  • Out of the more than 120 small

  • and medium-size launch companies out there,

  • just one is successfully launching rockets

  • for customers right now.

  • And that is Rocket lab.

  • People can actually walk on up to us and we'll fly them.

  • That's a great competitive advantage to have over,

  • you know, folks that are still developing a vehicle.

  • Peter Beck's Rocket Lab has raised

  • over $280 million from outsider investors,

  • with a valuation of more than one billion dollars,

  • and is currently flying a rocket every 30 days.

  • It looked what the hardest thing to do

  • was to go from zero to first successful orbital flight.

  • But really, going from first successful orbital flight

  • through to producing one every month

  • has been an equal amount of stress and energy

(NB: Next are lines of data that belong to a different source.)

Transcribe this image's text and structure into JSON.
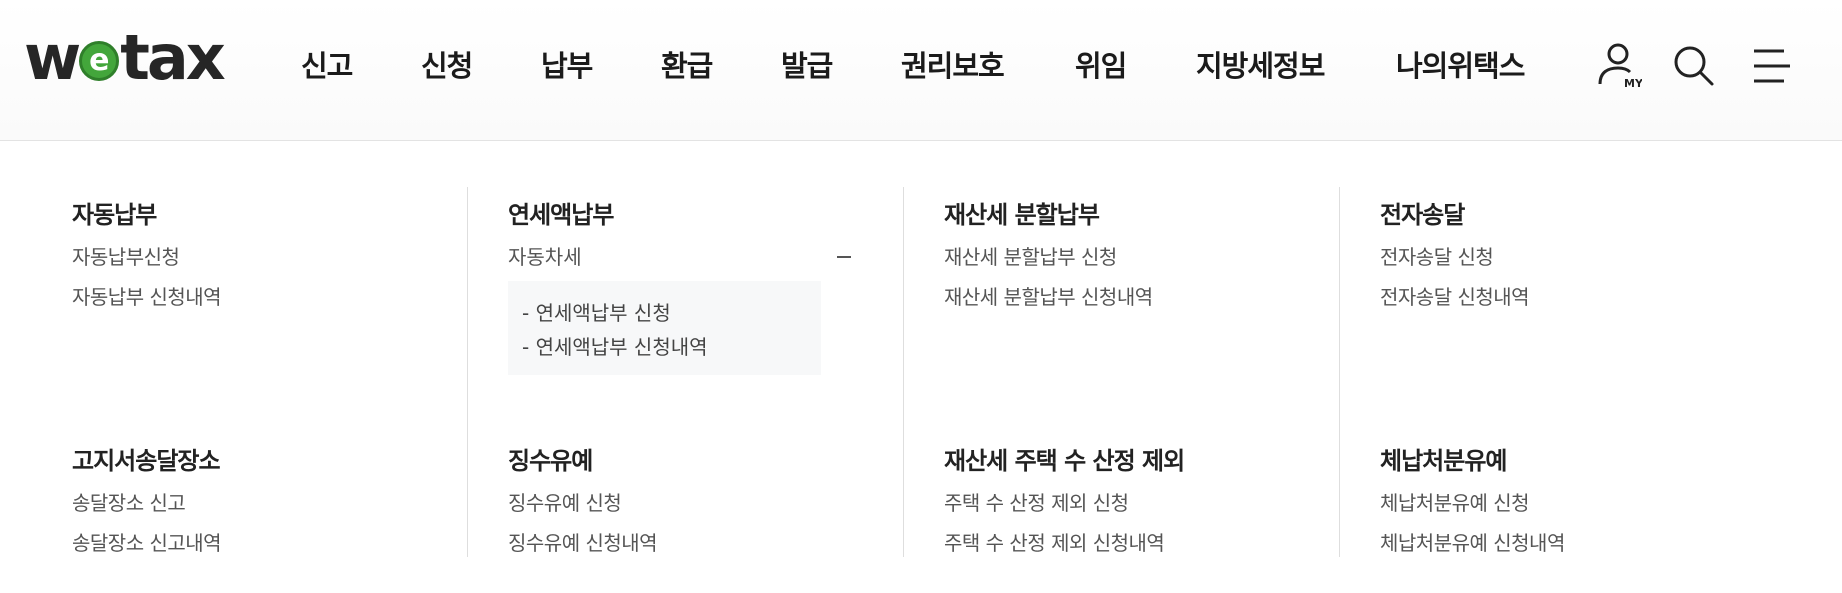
{
  "header": {
    "logo": {
      "w": "w",
      "e": "e",
      "tax": "tax"
    },
    "nav": [
      "신고",
      "신청",
      "납부",
      "환급",
      "발급",
      "권리보호",
      "위임",
      "지방세정보",
      "나의위택스"
    ],
    "icons": {
      "my": "user-my-icon",
      "my_label": "MY",
      "search": "search-icon",
      "menu": "hamburger-menu-icon"
    }
  },
  "menu": {
    "row1": [
      {
        "title": "자동납부",
        "links": [
          "자동납부신청",
          "자동납부 신청내역"
        ]
      },
      {
        "title": "연세액납부",
        "toggle_label": "자동차세",
        "toggle_icon": "minus-icon",
        "sub_links": [
          "- 연세액납부 신청",
          "- 연세액납부 신청내역"
        ]
      },
      {
        "title": "재산세 분할납부",
        "links": [
          "재산세 분할납부 신청",
          "재산세 분할납부 신청내역"
        ]
      },
      {
        "title": "전자송달",
        "links": [
          "전자송달 신청",
          "전자송달 신청내역"
        ]
      }
    ],
    "row2": [
      {
        "title": "고지서송달장소",
        "links": [
          "송달장소 신고",
          "송달장소 신고내역"
        ]
      },
      {
        "title": "징수유예",
        "links": [
          "징수유예 신청",
          "징수유예 신청내역"
        ]
      },
      {
        "title": "재산세 주택 수 산정 제외",
        "links": [
          "주택 수 산정 제외 신청",
          "주택 수 산정 제외 신청내역"
        ]
      },
      {
        "title": "체납처분유예",
        "links": [
          "체납처분유예 신청",
          "체납처분유예 신청내역"
        ]
      }
    ]
  },
  "colors": {
    "brand_green": "#43a63b",
    "text_dark": "#222222",
    "text_link": "#555555",
    "divider": "#dedede"
  }
}
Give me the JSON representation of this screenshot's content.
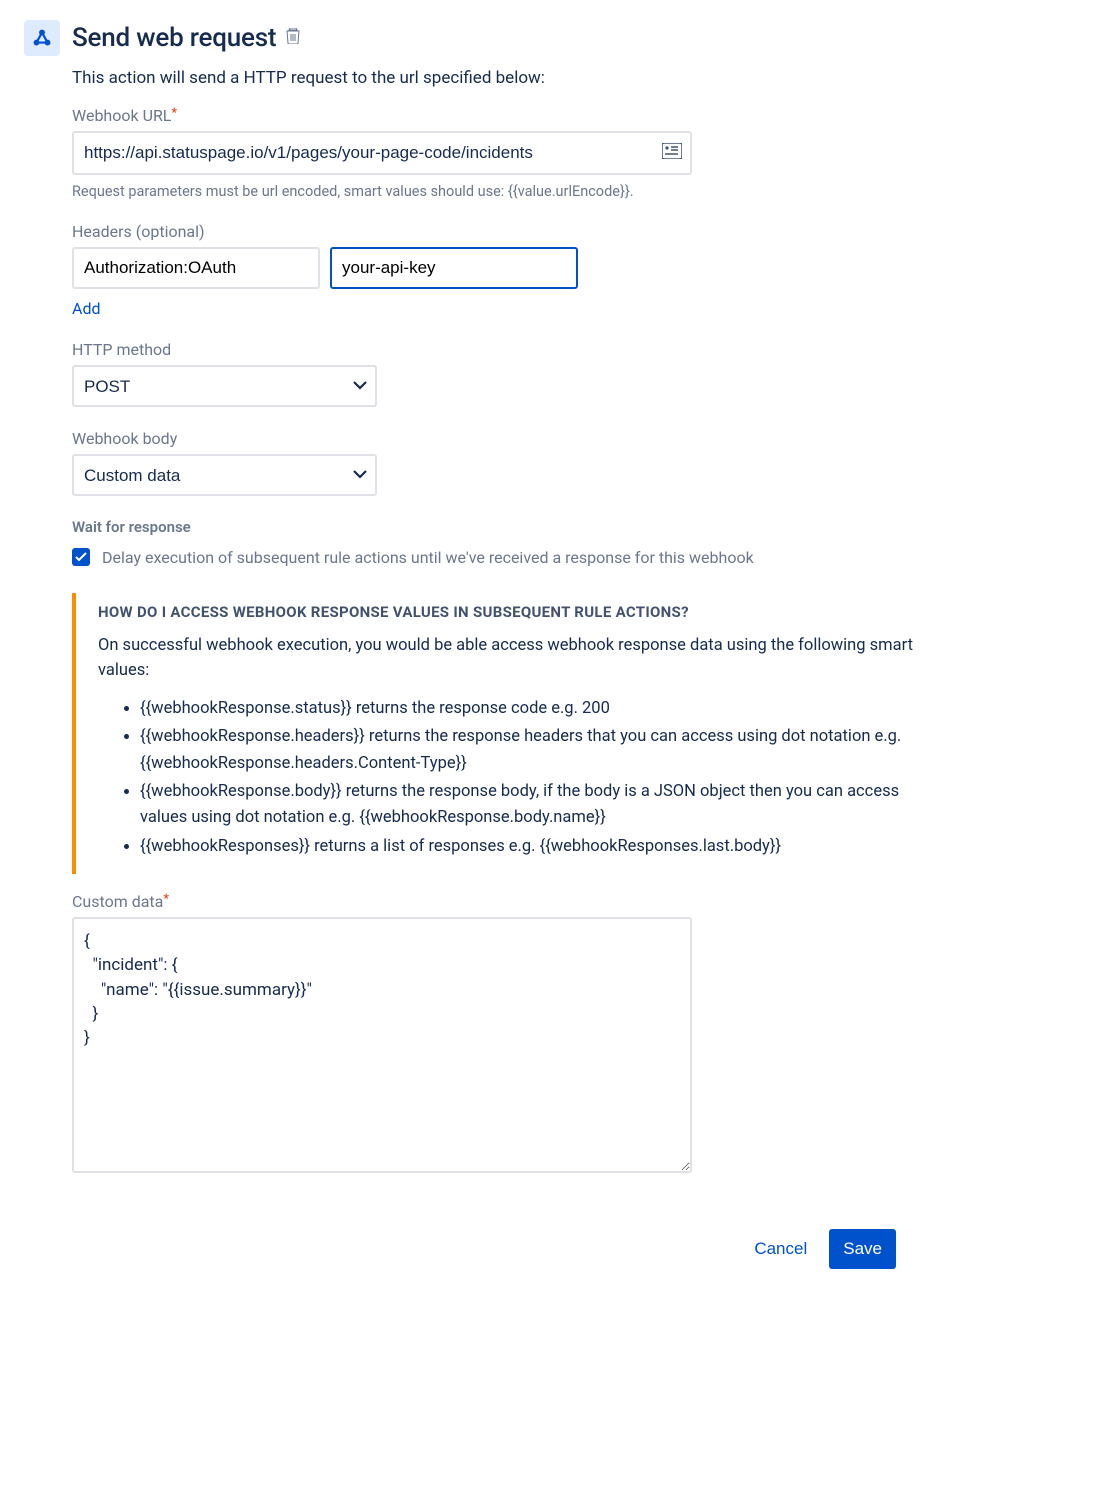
{
  "header": {
    "title": "Send web request"
  },
  "subtitle": "This action will send a HTTP request to the url specified below:",
  "webhook_url": {
    "label": "Webhook URL",
    "value": "https://api.statuspage.io/v1/pages/your-page-code/incidents",
    "helper": "Request parameters must be url encoded, smart values should use: {{value.urlEncode}}."
  },
  "headers": {
    "label": "Headers (optional)",
    "name_value": "Authorization:OAuth",
    "value_value": "your-api-key",
    "add_label": "Add"
  },
  "http_method": {
    "label": "HTTP method",
    "value": "POST"
  },
  "webhook_body": {
    "label": "Webhook body",
    "value": "Custom data"
  },
  "wait": {
    "label": "Wait for response",
    "checkbox_text": "Delay execution of subsequent rule actions until we've received a response for this webhook"
  },
  "info": {
    "heading": "HOW DO I ACCESS WEBHOOK RESPONSE VALUES IN SUBSEQUENT RULE ACTIONS?",
    "intro": "On successful webhook execution, you would be able access webhook response data using the following smart values:",
    "items": [
      "{{webhookResponse.status}} returns the response code e.g. 200",
      "{{webhookResponse.headers}} returns the response headers that you can access using dot notation e.g. {{webhookResponse.headers.Content-Type}}",
      "{{webhookResponse.body}} returns the response body, if the body is a JSON object then you can access values using dot notation e.g. {{webhookResponse.body.name}}",
      "{{webhookResponses}} returns a list of responses e.g. {{webhookResponses.last.body}}"
    ]
  },
  "custom_data": {
    "label": "Custom data",
    "value": "{\n  \"incident\": {\n    \"name\": \"{{issue.summary}}\"\n  }\n}"
  },
  "footer": {
    "cancel": "Cancel",
    "save": "Save"
  }
}
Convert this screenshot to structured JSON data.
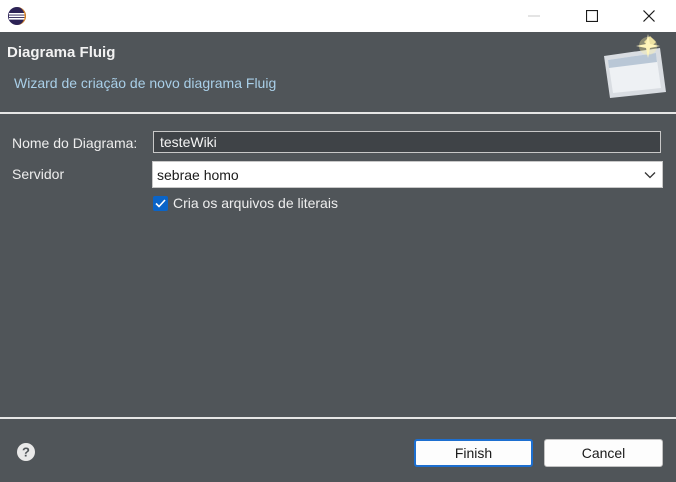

  • and complexity and toughness.

  • We obviously, we've completed our test flights,

  • and moved into full commercial operations

  • with the first flight of its business time.

  • And then straight on the heels of that,

  • we flew our NASA mission, and now we're, you know,

  • we're building and launching one vehicle

  • every sort of 30 days, every month.

  • And while other rocket companies

  • are looking to build their customer base,

  • Rocket Lab can't meet the rising demand for launches.

  • Our biggest issue is we can't broaden out profits.

  • That is our challenge.

  • We've built four and a half acres of new factories

  • and, you know, we're pushing in every direction we can

  • to build more capacity.

  • We fear that there aren't, you know,

  • we are the only dedicated solution available

  • on the marketplace right now.

  • You know, at an affordable price.

  • And so, what we see, a tremendous amount of demand.

  • So the demand is there, that's not the issue.

  • The issue is figuring out how to provide reliability,

  • scale, and cadence, while keeping prices as low as possible.

  • And each company has its own approach.

  • Every company has a unique way to building their rocket.

  • You know, whether they're using liquid,

  • solids, fuels, or a combination of the two.

  • Whether they're 3D printing their stages,

  • everyone has their unique approach to getting to a rocket.

  • However, the bottom line is good business in space

  • is exactly like good business on Earth.

  • A focus on customers, incremental successes,

  • and a vision that's supported by a real business model

  • is what works in space, just as it works on Earth.

  • One of the companies who believes